This dashboard assumes a Gaussian or normal distribution. The published mean and standard deviation values are used to estimate the distribution of performance scores for each age and gender group. Performance categories are stratified based on standardised scores, also known as Z-scores, which represent how many standard deviations below or above the mean value. This allows ease of inferring the probability of a certain score. Assuming the mean and standard deviation values are true population parameters, approximately 68% and 95% of scores observed would fall within 1 and 2 standard deviations from the mean, respectively. Using such approach, performance scores can be compared with respect to the mean score determined for each age group.

Physical performance test scores are stratified into a total of seven categories. Please refer to the table below for the standardised scores that correspond to each category.

How to use the dashboard

This dashboard simply requires two inputs from the user: age (in integer) and gender. As the published data was derived from only adults aged 21 years and older, the minimum age input is 21. After, you may toggle between the tabs to access the score bands for each of the five physical performance tests for your age and gender group. The scores are presented in a density plot and table format, with each performance category colour coded. I have also included a short description of each test on the left panel.

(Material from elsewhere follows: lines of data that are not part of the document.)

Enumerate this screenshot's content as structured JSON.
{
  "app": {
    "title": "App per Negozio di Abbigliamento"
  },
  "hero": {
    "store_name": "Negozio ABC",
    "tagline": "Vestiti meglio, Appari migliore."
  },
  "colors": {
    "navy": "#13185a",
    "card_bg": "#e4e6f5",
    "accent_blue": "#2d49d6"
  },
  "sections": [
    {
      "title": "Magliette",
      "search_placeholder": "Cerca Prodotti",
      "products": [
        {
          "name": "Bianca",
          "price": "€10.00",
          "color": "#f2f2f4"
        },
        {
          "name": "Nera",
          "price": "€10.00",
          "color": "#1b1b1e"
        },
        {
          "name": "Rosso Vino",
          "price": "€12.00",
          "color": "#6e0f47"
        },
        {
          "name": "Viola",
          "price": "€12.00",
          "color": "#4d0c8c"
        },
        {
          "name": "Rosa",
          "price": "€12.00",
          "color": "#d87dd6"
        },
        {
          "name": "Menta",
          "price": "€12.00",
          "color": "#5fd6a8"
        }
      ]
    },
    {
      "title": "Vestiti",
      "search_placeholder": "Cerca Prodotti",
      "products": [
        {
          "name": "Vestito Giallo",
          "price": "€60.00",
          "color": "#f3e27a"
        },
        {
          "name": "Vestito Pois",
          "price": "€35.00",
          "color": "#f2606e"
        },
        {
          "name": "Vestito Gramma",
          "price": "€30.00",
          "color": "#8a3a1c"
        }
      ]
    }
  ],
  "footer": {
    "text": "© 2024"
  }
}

The video file below presents a quick demonstration of the dashboard.


Abdul Jabbar, Khalid, Wei-Ting Seah, Lay Khoon Lau, Benedict Wei-Jun Pang, Daniella Hui-Min Ng, Queenie Lin-Ling Tan, Kexun Kenneth Chen, Jagadish Mallya Ullal, Tze-Pin Ng, and Shiou-Liang Wee. 2021. “Fast Gait Spatiotemporal Parameters in Adults and Association with Muscle Strength The Yishun Study.” Gait & Posture 85 (March): 217–23.
Araujo, Claudio Gil, Christina Grüne de Souza e Silva, Jari Antero Laukkanen, Maria Fiatarone Singh, Setor Kwadzo Kunutsor, Jonathan Myers, João Felipe Franca, and Claudia Lucia Castro. 2022. “Successful 10-Second One-Legged Stance Performance Predicts Survival in Middle-Aged and Older Individuals.” British Journal of Sports Medicine 56 (17): 975–80.
Choo, Pei Ling, Nien Xiang Tou, Benedict Wei Jun Pang, Lay Khoon Lau, Khalid Abdul Jabbar, Wei Ting Seah, Kenneth Kexun Chen, Tze Pin Ng, and Shiou-Liang Wee. 2021. “Timed Up and Go (TUG) Reference Values and Predictive Cutoffs for Fall Risk and Disability in Singaporean Community-Dwelling Adults: Yishun Cross-Sectional Study and Singapore Longitudinal Aging Study.” Journal of the American Medical Directors Association 22 (8): 1640–45.
Lau, Lay Khoon, Shiou Liang Wee, Wei Jun Benedict Pang, Kexun Kenneth Chen, Khalid Abdul Jabbar, Philip Lin Kiat Yap, Jagadish Ullal Mallya, et al. 2020. “<P>Reference Values of Gait Speed and Gait Spatiotemporal Parameters for a South East Asian Population: The Yishun Study</p>.” Clinical Interventions in Aging Volume 15 (September): 1753–65.
Lee, Shuen Yee, Pei Ling Choo, Benedict Wei Jun Pang, Lay Khoon Lau, Khalid Abdul Jabbar, Wei Ting Seah, Kenneth Kexun Chen, Tze Pin Ng, and Shiou-Liang Wee. 2021. “SPPB Reference Values and Performance in Assessing Sarcopenia in Community-Dwelling Singaporeans Yishun Study.” BMC Geriatrics 21 (1).
Pang, Benedict Wei Jun, Shiou-Liang Wee, Lay Khoon Lau, Khalid Abdul Jabbar, Wei Ting Seah, Daniella Hui Min Ng, Queenie Lin Ling Tan, Kenneth Kexun Chen, Mallya Ullal Jagadish, and Tze Pin Ng. 2021. “Sensorimotor Performance and Reference Values for Fall Risk Assessment in Community-Dwelling Adults: The Yishun Study.” Physical Therapy 101 (7).
Zhang, Fang, Luigi Ferrucci, Elsie Culham, E. Jeffrey Metter, Jack Guralnik, and Nandini Deshpande. 2013. “Performance on Five Times Sit-to-Stand Task as a Predictor of Subsequent Falls and Disability in Older Persons.” Journal of Aging and Health 25 (3): 478–92.